> What the task requires
In the entries below, count the lines that include the word "icon" and reply with the number alone.

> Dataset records
━━━
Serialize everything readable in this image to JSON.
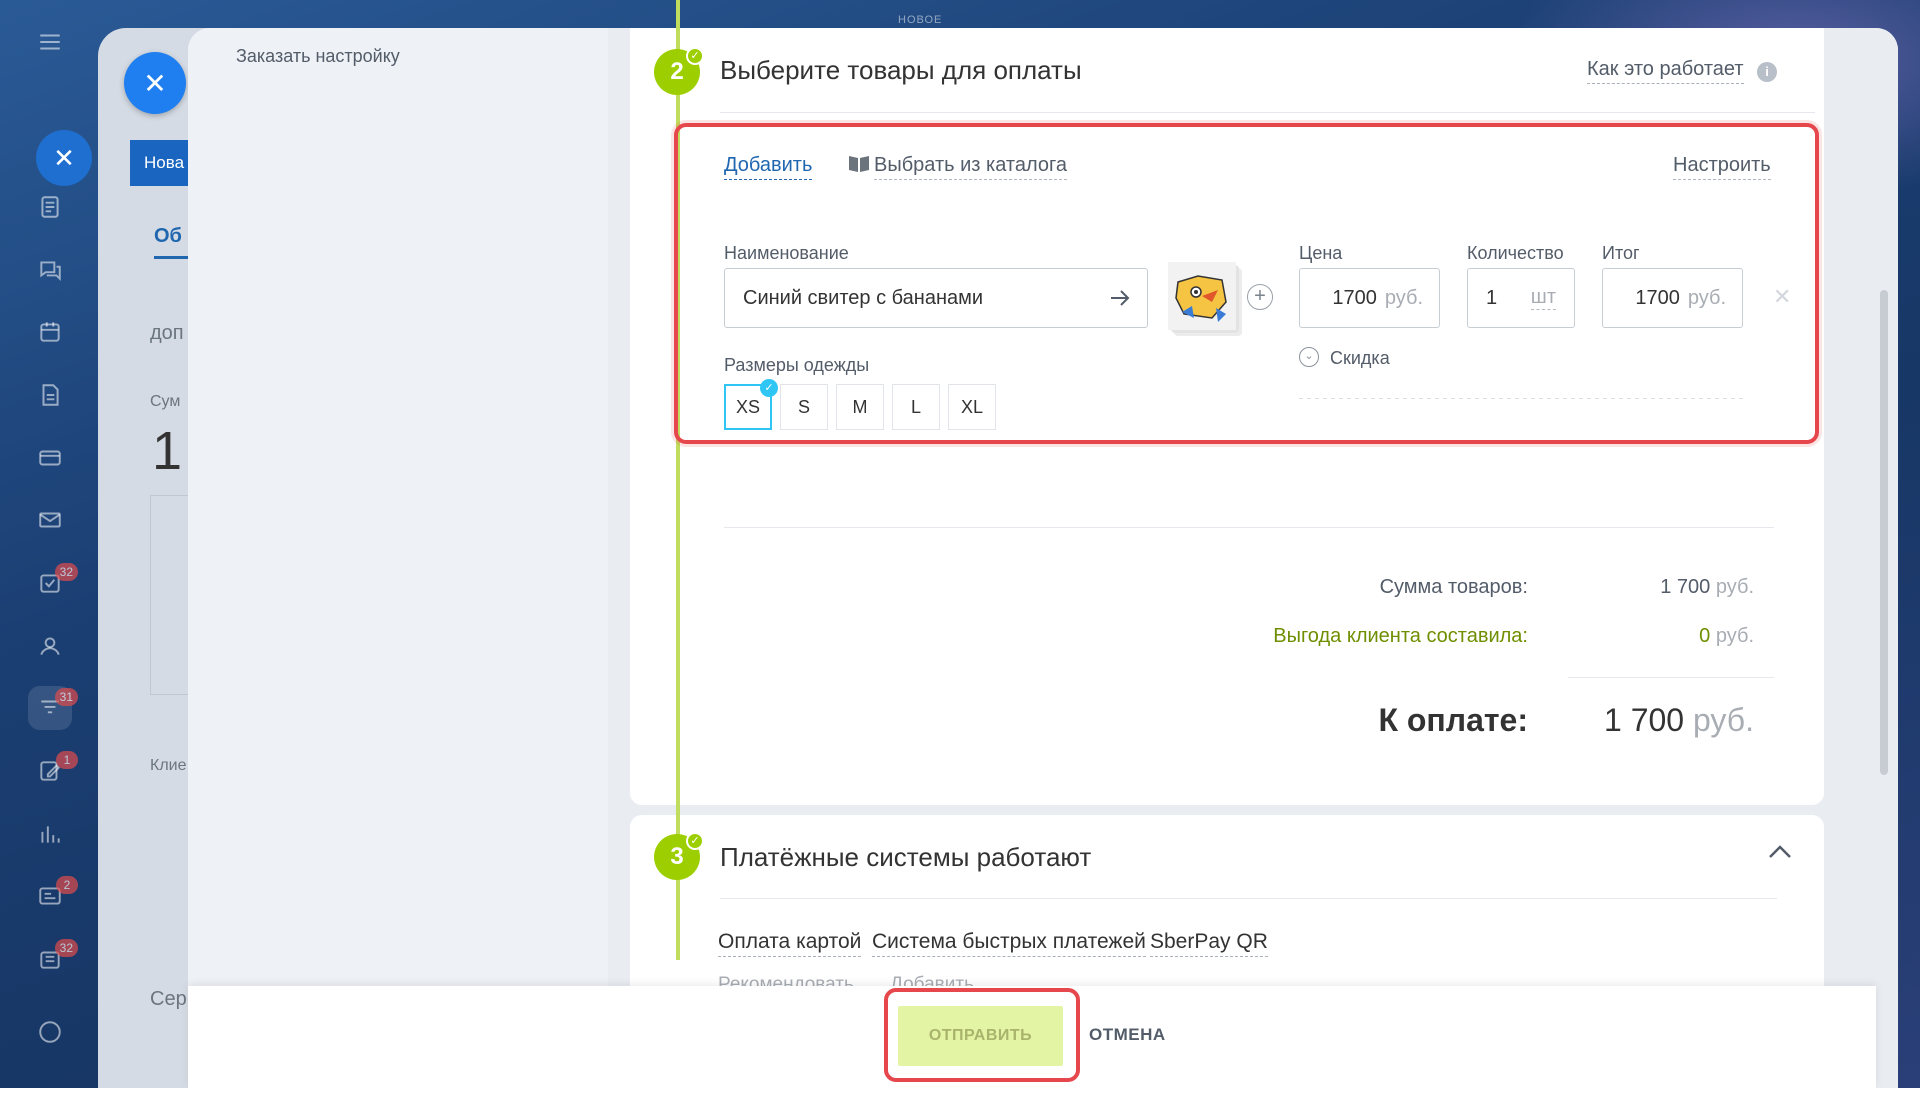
{
  "top_label": "НОВОЕ",
  "rail": {
    "badges": [
      "32",
      "31",
      "1",
      "2",
      "32"
    ]
  },
  "background": {
    "tag": "Нова",
    "tab": "Об",
    "text1": "доп",
    "text2": "Сум",
    "big": "1",
    "text3": "Клие",
    "text4": "Сер"
  },
  "sidebar": {
    "order_setup": "Заказать настройку"
  },
  "step2": {
    "number": "2",
    "title": "Выберите товары для оплаты",
    "how_it_works": "Как это работает",
    "add_link": "Добавить",
    "catalog_link": "Выбрать из каталога",
    "configure_link": "Настроить",
    "name_label": "Наименование",
    "name_value": "Синий свитер с бананами",
    "price_label": "Цена",
    "price_value": "1700",
    "price_unit": "руб.",
    "qty_label": "Количество",
    "qty_value": "1",
    "qty_unit": "шт",
    "total_label": "Итог",
    "total_value": "1700",
    "total_unit": "руб.",
    "discount_label": "Скидка",
    "sizes_label": "Размеры одежды",
    "sizes": [
      "XS",
      "S",
      "M",
      "L",
      "XL"
    ],
    "selected_size": "XS",
    "summary": {
      "goods_sum_label": "Сумма товаров:",
      "goods_sum_value": "1 700",
      "goods_sum_unit": "руб.",
      "benefit_label": "Выгода клиента составила:",
      "benefit_value": "0",
      "benefit_unit": "руб.",
      "to_pay_label": "К оплате:",
      "to_pay_value": "1 700",
      "to_pay_unit": "руб."
    }
  },
  "step3": {
    "number": "3",
    "title": "Платёжные системы работают",
    "methods": [
      "Оплата картой",
      "Система быстрых платежей",
      "SberPay QR"
    ],
    "recommend": "Рекомендовать",
    "add": "Добавить"
  },
  "footer": {
    "send_label": "ОТПРАВИТЬ",
    "cancel_label": "ОТМЕНА"
  },
  "colors": {
    "accent_green": "#9dcf00",
    "highlight_red": "#e6474d",
    "link_blue": "#2067b0",
    "benefit_green": "#6f8f00"
  }
}
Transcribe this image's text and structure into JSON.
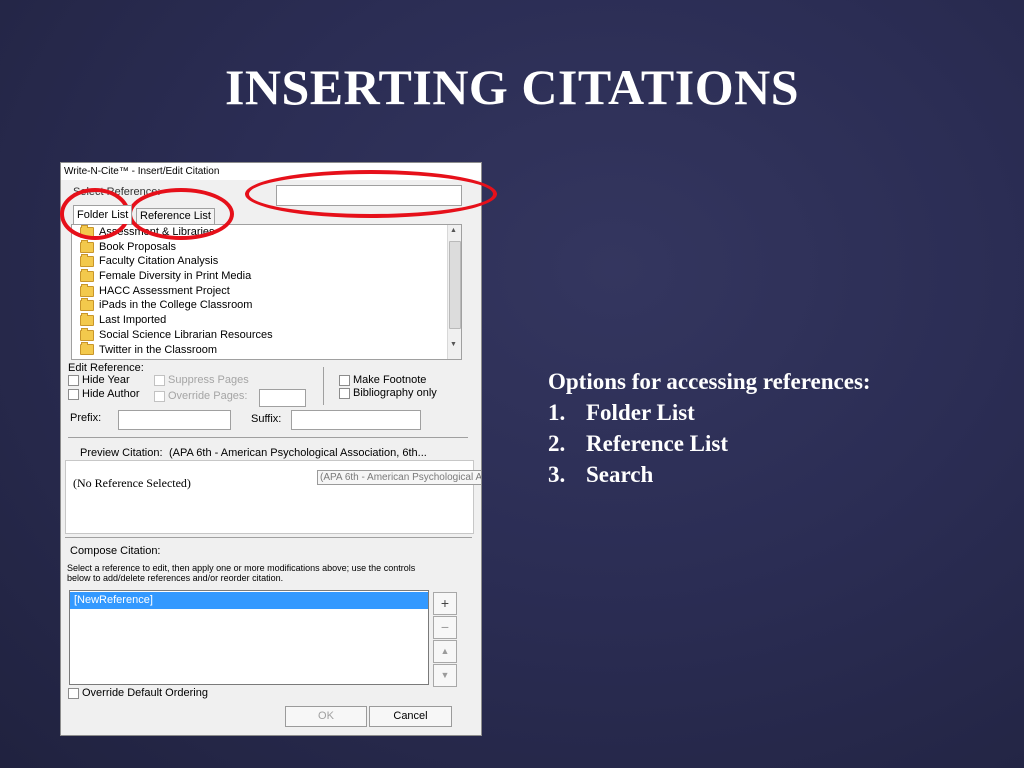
{
  "slide": {
    "title": "INSERTING CITATIONS",
    "options_heading": "Options for accessing references:",
    "options": [
      {
        "num": "1.",
        "label": "Folder List"
      },
      {
        "num": "2.",
        "label": "Reference List"
      },
      {
        "num": "3.",
        "label": "Search"
      }
    ]
  },
  "dialog": {
    "title": "Write-N-Cite™ - Insert/Edit Citation",
    "select_reference_label": "Select Reference:",
    "search_value": "",
    "tabs": [
      {
        "label": "Folder List",
        "active": true
      },
      {
        "label": "Reference List",
        "active": false
      }
    ],
    "folders": [
      "Assessment & Libraries",
      "Book Proposals",
      "Faculty Citation Analysis",
      "Female Diversity in Print Media",
      "HACC Assessment Project",
      "iPads in the College Classroom",
      "Last Imported",
      "Social Science Librarian Resources",
      "Twitter in the Classroom"
    ],
    "edit_reference": {
      "label": "Edit Reference:",
      "hide_year": "Hide Year",
      "hide_author": "Hide Author",
      "suppress_pages": "Suppress Pages",
      "override_pages": "Override Pages:",
      "make_footnote": "Make Footnote",
      "bibliography_only": "Bibliography only",
      "prefix_label": "Prefix:",
      "suffix_label": "Suffix:",
      "prefix_value": "",
      "suffix_value": ""
    },
    "preview": {
      "label": "Preview Citation:",
      "style": "(APA 6th - American Psychological Association, 6th...",
      "content": "(No Reference Selected)",
      "tooltip": "(APA 6th - American Psychological A"
    },
    "compose": {
      "label": "Compose Citation:",
      "instructions": "Select a reference to edit, then apply one or more modifications above; use the controls below to add/delete references and/or reorder citation.",
      "items": [
        "[NewReference]"
      ],
      "override_default_ordering": "Override Default Ordering"
    },
    "buttons": {
      "ok": "OK",
      "cancel": "Cancel"
    }
  }
}
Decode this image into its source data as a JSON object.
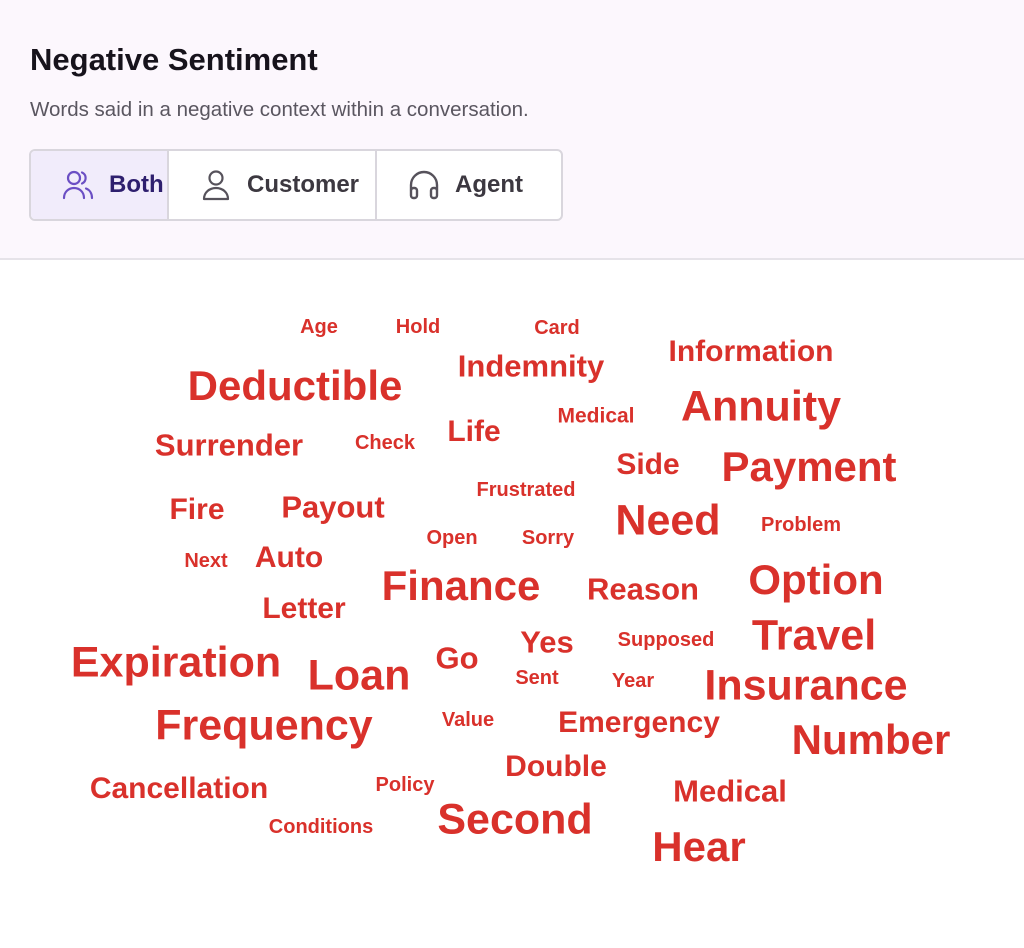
{
  "header": {
    "title": "Negative Sentiment",
    "subtitle": "Words said in a negative context within a conversation."
  },
  "filters": [
    {
      "label": "Both",
      "icon": "users-icon",
      "selected": true
    },
    {
      "label": "Customer",
      "icon": "user-icon",
      "selected": false
    },
    {
      "label": "Agent",
      "icon": "headset-icon",
      "selected": false
    }
  ],
  "word_cloud": {
    "color": "#d9312b",
    "words": [
      "Age",
      "Hold",
      "Card",
      "Indemnity",
      "Information",
      "Deductible",
      "Medical",
      "Annuity",
      "Surrender",
      "Check",
      "Life",
      "Side",
      "Payment",
      "Frustrated",
      "Fire",
      "Payout",
      "Need",
      "Problem",
      "Open",
      "Sorry",
      "Next",
      "Auto",
      "Finance",
      "Reason",
      "Option",
      "Letter",
      "Yes",
      "Supposed",
      "Travel",
      "Expiration",
      "Go",
      "Loan",
      "Sent",
      "Year",
      "Insurance",
      "Frequency",
      "Value",
      "Emergency",
      "Number",
      "Double",
      "Cancellation",
      "Policy",
      "Medical",
      "Second",
      "Conditions",
      "Hear"
    ]
  }
}
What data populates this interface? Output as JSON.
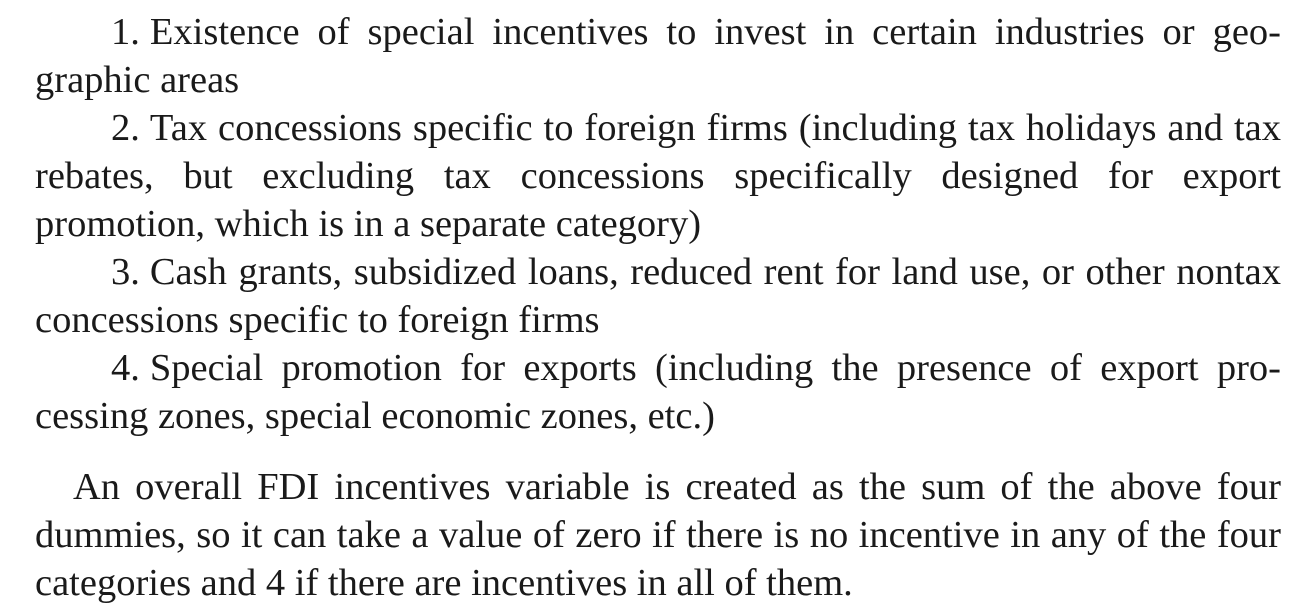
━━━
> Result
3